The entire set of lines below should be copied exactly.
*** Extracted entries
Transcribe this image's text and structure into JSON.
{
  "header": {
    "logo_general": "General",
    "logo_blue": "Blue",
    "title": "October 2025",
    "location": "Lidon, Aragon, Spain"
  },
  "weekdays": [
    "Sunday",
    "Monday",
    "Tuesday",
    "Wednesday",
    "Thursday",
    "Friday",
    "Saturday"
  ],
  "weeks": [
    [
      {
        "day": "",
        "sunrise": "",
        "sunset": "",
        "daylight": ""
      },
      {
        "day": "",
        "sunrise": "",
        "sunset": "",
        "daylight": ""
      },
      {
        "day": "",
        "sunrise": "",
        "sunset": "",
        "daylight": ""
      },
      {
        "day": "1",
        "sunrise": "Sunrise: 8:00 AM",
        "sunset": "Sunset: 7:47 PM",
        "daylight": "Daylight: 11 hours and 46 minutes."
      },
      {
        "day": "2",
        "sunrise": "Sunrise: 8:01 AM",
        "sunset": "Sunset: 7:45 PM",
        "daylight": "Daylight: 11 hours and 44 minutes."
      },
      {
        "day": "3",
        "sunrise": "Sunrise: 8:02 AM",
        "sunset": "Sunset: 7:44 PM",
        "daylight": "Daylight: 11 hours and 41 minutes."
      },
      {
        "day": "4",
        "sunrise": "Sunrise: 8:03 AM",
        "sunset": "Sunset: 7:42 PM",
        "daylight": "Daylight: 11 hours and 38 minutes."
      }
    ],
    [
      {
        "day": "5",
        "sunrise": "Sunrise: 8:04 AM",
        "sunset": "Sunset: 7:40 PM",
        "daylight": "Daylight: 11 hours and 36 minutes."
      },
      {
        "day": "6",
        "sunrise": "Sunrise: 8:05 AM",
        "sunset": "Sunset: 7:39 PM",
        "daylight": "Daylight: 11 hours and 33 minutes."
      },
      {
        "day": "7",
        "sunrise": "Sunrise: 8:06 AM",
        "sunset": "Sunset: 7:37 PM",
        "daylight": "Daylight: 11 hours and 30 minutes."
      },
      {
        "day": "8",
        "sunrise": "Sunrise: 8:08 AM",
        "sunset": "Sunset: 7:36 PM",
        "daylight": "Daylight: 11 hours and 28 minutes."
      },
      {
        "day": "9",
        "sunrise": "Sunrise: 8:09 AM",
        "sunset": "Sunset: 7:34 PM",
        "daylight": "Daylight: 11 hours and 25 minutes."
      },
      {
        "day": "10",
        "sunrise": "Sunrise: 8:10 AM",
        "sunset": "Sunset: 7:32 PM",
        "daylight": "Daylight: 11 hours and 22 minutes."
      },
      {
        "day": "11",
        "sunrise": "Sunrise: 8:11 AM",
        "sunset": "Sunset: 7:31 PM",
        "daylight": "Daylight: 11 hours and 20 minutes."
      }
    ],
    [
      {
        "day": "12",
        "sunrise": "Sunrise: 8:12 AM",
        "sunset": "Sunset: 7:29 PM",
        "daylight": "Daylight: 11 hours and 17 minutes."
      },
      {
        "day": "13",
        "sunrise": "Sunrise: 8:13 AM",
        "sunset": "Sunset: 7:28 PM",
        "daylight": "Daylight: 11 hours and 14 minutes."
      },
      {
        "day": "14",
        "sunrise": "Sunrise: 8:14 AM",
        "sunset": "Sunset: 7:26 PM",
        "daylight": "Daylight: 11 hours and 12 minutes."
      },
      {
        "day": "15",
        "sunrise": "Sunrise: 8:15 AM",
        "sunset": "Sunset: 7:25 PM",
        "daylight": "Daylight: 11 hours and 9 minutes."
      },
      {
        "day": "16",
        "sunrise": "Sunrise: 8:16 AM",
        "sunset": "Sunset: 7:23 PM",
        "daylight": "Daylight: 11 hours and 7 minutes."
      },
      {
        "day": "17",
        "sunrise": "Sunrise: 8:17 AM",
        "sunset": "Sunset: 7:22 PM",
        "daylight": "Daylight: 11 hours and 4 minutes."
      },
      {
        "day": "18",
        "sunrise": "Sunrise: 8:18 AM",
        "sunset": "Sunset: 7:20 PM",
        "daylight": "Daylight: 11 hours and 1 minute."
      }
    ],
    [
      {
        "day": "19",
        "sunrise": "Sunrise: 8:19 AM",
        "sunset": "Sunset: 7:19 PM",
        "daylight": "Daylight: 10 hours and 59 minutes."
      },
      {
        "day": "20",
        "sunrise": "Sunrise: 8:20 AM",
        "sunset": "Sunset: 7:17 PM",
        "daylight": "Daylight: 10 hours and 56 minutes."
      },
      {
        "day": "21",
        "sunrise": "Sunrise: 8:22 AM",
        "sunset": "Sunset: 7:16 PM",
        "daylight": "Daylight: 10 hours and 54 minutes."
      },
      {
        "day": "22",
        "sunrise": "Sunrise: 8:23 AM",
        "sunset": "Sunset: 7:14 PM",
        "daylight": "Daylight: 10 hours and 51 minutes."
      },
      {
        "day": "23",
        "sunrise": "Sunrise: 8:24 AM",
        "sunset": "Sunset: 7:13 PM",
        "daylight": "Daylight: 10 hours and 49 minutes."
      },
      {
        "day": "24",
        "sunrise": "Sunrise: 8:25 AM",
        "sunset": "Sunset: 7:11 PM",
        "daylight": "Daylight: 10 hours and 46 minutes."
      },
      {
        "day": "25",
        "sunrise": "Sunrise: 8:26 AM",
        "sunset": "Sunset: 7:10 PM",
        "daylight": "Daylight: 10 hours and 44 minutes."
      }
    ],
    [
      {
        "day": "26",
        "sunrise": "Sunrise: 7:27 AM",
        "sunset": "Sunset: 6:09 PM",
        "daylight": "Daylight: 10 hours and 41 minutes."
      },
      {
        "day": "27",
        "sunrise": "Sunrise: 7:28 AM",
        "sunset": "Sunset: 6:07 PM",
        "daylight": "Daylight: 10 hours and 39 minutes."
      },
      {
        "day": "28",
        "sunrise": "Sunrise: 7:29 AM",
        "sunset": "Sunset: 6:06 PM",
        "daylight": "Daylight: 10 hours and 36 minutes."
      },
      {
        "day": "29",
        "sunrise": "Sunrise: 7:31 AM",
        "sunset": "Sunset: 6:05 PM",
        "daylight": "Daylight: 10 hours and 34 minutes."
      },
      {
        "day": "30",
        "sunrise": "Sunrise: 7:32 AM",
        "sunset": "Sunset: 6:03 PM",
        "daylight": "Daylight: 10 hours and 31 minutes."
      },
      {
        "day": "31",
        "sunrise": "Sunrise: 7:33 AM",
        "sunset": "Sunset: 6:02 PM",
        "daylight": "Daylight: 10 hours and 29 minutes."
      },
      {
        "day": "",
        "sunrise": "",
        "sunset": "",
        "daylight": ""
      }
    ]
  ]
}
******
Written solution:
Transcribe this image's text and structure into JSON.
{
  "header": {
    "logo_general": "General",
    "logo_blue": "Blue",
    "title": "October 2025",
    "location": "Lidon, Aragon, Spain"
  },
  "weekdays": [
    "Sunday",
    "Monday",
    "Tuesday",
    "Wednesday",
    "Thursday",
    "Friday",
    "Saturday"
  ],
  "weeks": [
    [
      {
        "day": "",
        "sunrise": "",
        "sunset": "",
        "daylight": ""
      },
      {
        "day": "",
        "sunrise": "",
        "sunset": "",
        "daylight": ""
      },
      {
        "day": "",
        "sunrise": "",
        "sunset": "",
        "daylight": ""
      },
      {
        "day": "1",
        "sunrise": "Sunrise: 8:00 AM",
        "sunset": "Sunset: 7:47 PM",
        "daylight": "Daylight: 11 hours and 46 minutes."
      },
      {
        "day": "2",
        "sunrise": "Sunrise: 8:01 AM",
        "sunset": "Sunset: 7:45 PM",
        "daylight": "Daylight: 11 hours and 44 minutes."
      },
      {
        "day": "3",
        "sunrise": "Sunrise: 8:02 AM",
        "sunset": "Sunset: 7:44 PM",
        "daylight": "Daylight: 11 hours and 41 minutes."
      },
      {
        "day": "4",
        "sunrise": "Sunrise: 8:03 AM",
        "sunset": "Sunset: 7:42 PM",
        "daylight": "Daylight: 11 hours and 38 minutes."
      }
    ],
    [
      {
        "day": "5",
        "sunrise": "Sunrise: 8:04 AM",
        "sunset": "Sunset: 7:40 PM",
        "daylight": "Daylight: 11 hours and 36 minutes."
      },
      {
        "day": "6",
        "sunrise": "Sunrise: 8:05 AM",
        "sunset": "Sunset: 7:39 PM",
        "daylight": "Daylight: 11 hours and 33 minutes."
      },
      {
        "day": "7",
        "sunrise": "Sunrise: 8:06 AM",
        "sunset": "Sunset: 7:37 PM",
        "daylight": "Daylight: 11 hours and 30 minutes."
      },
      {
        "day": "8",
        "sunrise": "Sunrise: 8:08 AM",
        "sunset": "Sunset: 7:36 PM",
        "daylight": "Daylight: 11 hours and 28 minutes."
      },
      {
        "day": "9",
        "sunrise": "Sunrise: 8:09 AM",
        "sunset": "Sunset: 7:34 PM",
        "daylight": "Daylight: 11 hours and 25 minutes."
      },
      {
        "day": "10",
        "sunrise": "Sunrise: 8:10 AM",
        "sunset": "Sunset: 7:32 PM",
        "daylight": "Daylight: 11 hours and 22 minutes."
      },
      {
        "day": "11",
        "sunrise": "Sunrise: 8:11 AM",
        "sunset": "Sunset: 7:31 PM",
        "daylight": "Daylight: 11 hours and 20 minutes."
      }
    ],
    [
      {
        "day": "12",
        "sunrise": "Sunrise: 8:12 AM",
        "sunset": "Sunset: 7:29 PM",
        "daylight": "Daylight: 11 hours and 17 minutes."
      },
      {
        "day": "13",
        "sunrise": "Sunrise: 8:13 AM",
        "sunset": "Sunset: 7:28 PM",
        "daylight": "Daylight: 11 hours and 14 minutes."
      },
      {
        "day": "14",
        "sunrise": "Sunrise: 8:14 AM",
        "sunset": "Sunset: 7:26 PM",
        "daylight": "Daylight: 11 hours and 12 minutes."
      },
      {
        "day": "15",
        "sunrise": "Sunrise: 8:15 AM",
        "sunset": "Sunset: 7:25 PM",
        "daylight": "Daylight: 11 hours and 9 minutes."
      },
      {
        "day": "16",
        "sunrise": "Sunrise: 8:16 AM",
        "sunset": "Sunset: 7:23 PM",
        "daylight": "Daylight: 11 hours and 7 minutes."
      },
      {
        "day": "17",
        "sunrise": "Sunrise: 8:17 AM",
        "sunset": "Sunset: 7:22 PM",
        "daylight": "Daylight: 11 hours and 4 minutes."
      },
      {
        "day": "18",
        "sunrise": "Sunrise: 8:18 AM",
        "sunset": "Sunset: 7:20 PM",
        "daylight": "Daylight: 11 hours and 1 minute."
      }
    ],
    [
      {
        "day": "19",
        "sunrise": "Sunrise: 8:19 AM",
        "sunset": "Sunset: 7:19 PM",
        "daylight": "Daylight: 10 hours and 59 minutes."
      },
      {
        "day": "20",
        "sunrise": "Sunrise: 8:20 AM",
        "sunset": "Sunset: 7:17 PM",
        "daylight": "Daylight: 10 hours and 56 minutes."
      },
      {
        "day": "21",
        "sunrise": "Sunrise: 8:22 AM",
        "sunset": "Sunset: 7:16 PM",
        "daylight": "Daylight: 10 hours and 54 minutes."
      },
      {
        "day": "22",
        "sunrise": "Sunrise: 8:23 AM",
        "sunset": "Sunset: 7:14 PM",
        "daylight": "Daylight: 10 hours and 51 minutes."
      },
      {
        "day": "23",
        "sunrise": "Sunrise: 8:24 AM",
        "sunset": "Sunset: 7:13 PM",
        "daylight": "Daylight: 10 hours and 49 minutes."
      },
      {
        "day": "24",
        "sunrise": "Sunrise: 8:25 AM",
        "sunset": "Sunset: 7:11 PM",
        "daylight": "Daylight: 10 hours and 46 minutes."
      },
      {
        "day": "25",
        "sunrise": "Sunrise: 8:26 AM",
        "sunset": "Sunset: 7:10 PM",
        "daylight": "Daylight: 10 hours and 44 minutes."
      }
    ],
    [
      {
        "day": "26",
        "sunrise": "Sunrise: 7:27 AM",
        "sunset": "Sunset: 6:09 PM",
        "daylight": "Daylight: 10 hours and 41 minutes."
      },
      {
        "day": "27",
        "sunrise": "Sunrise: 7:28 AM",
        "sunset": "Sunset: 6:07 PM",
        "daylight": "Daylight: 10 hours and 39 minutes."
      },
      {
        "day": "28",
        "sunrise": "Sunrise: 7:29 AM",
        "sunset": "Sunset: 6:06 PM",
        "daylight": "Daylight: 10 hours and 36 minutes."
      },
      {
        "day": "29",
        "sunrise": "Sunrise: 7:31 AM",
        "sunset": "Sunset: 6:05 PM",
        "daylight": "Daylight: 10 hours and 34 minutes."
      },
      {
        "day": "30",
        "sunrise": "Sunrise: 7:32 AM",
        "sunset": "Sunset: 6:03 PM",
        "daylight": "Daylight: 10 hours and 31 minutes."
      },
      {
        "day": "31",
        "sunrise": "Sunrise: 7:33 AM",
        "sunset": "Sunset: 6:02 PM",
        "daylight": "Daylight: 10 hours and 29 minutes."
      },
      {
        "day": "",
        "sunrise": "",
        "sunset": "",
        "daylight": ""
      }
    ]
  ]
}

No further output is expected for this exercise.